More books by Marjorie Shelley: 

4 comments:

A Colonel of Truth said...

Sargent's mastery of watercolor just unbelievable! What a talent. Peerless. Standing before an original ... jaw-dropping. Great post this Labor Day, James.

Richard Ewen said...

I remember when I started out submitting transparent watercolors to show that there was a rule against using white and mixing in any other media. Eventually I realized it was very limiting for any creative work and soon I also realized that al the images submitted looked very much alike. So too was the erasing of pencil lines in a watercolor. "Rules" are detrimental to artists. But learning techniques to help you get the effect you want are very helpful. Techniques you provide us are helpful too. Thank you for showing the under drawing of Sargent's watercolors.

sfox said...

Love, love, love seeing his process! Also how he adjusted to the gators moving around, something anyone who draws from live animals has to deal with. Starting with a pencil sketch, but also going straight to watercolor if necessary is something I will keep in mind in the future. Hope you can post more of these from him and from other artists.

Steve said...
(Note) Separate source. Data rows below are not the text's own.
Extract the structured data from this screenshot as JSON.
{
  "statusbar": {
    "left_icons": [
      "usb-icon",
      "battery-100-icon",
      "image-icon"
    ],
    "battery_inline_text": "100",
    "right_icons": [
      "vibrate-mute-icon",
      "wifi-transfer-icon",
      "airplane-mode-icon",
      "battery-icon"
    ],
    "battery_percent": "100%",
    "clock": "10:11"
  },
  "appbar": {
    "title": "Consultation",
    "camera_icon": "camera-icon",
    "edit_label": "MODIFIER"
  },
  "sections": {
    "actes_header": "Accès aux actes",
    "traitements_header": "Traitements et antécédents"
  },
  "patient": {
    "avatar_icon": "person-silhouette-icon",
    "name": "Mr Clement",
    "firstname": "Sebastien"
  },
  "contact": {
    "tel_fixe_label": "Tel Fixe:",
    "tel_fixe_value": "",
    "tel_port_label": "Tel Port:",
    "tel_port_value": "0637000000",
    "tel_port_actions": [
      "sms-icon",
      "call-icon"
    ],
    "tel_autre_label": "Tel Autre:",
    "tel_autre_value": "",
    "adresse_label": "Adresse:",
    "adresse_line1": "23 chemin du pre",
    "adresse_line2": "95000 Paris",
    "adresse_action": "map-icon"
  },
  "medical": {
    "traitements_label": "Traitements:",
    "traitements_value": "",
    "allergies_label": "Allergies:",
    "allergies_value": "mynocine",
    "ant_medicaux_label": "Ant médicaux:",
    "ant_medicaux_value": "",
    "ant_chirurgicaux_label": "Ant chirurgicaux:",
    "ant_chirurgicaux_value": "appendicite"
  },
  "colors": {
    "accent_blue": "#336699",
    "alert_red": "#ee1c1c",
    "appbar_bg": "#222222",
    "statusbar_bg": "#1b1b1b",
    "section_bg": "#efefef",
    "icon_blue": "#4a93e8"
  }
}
I also love seeing JSS's process. Thanks for introducing me to the book from which this is taken. Just requested it through interlibrary loan.